[Start of section]

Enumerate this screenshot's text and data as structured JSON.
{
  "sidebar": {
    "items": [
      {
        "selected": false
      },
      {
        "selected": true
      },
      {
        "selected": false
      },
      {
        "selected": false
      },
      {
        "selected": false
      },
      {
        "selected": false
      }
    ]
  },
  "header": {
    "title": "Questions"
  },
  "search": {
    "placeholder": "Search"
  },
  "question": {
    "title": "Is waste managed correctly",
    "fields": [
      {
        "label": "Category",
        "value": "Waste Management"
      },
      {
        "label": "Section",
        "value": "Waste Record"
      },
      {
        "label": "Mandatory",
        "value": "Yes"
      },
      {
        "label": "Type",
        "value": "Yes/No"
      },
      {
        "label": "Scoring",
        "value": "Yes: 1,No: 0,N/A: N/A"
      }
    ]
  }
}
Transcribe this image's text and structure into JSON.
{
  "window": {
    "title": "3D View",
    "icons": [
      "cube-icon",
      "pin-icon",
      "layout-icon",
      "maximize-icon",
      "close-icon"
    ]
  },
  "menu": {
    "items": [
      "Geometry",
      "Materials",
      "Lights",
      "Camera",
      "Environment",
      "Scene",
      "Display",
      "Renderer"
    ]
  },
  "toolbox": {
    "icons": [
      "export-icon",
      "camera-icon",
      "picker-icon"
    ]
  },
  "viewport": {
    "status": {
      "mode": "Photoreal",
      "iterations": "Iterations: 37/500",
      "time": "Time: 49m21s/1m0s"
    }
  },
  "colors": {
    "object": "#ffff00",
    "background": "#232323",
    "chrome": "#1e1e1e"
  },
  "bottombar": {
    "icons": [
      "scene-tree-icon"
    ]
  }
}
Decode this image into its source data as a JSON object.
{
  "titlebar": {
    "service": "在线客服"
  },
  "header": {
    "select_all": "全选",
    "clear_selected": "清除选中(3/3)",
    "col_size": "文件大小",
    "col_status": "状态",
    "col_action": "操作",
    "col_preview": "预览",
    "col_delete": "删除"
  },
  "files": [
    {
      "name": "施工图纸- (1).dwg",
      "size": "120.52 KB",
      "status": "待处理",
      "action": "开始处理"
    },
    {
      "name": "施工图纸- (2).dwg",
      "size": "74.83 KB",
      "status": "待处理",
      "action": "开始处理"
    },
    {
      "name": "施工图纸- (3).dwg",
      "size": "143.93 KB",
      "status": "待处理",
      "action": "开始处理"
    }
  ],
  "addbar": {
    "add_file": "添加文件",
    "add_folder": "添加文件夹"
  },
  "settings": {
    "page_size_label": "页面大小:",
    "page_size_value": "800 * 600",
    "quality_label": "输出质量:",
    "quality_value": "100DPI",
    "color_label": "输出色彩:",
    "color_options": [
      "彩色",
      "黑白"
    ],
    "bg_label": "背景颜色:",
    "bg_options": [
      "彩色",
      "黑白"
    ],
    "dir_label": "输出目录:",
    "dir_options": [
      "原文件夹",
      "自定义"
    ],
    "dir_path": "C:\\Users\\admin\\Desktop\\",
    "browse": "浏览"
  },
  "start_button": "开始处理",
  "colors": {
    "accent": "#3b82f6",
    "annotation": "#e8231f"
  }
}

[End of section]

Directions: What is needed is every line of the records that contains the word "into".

Task solution:
Transcribe this image's text and structure into JSON.
Decode this image into its source data as a JSON object.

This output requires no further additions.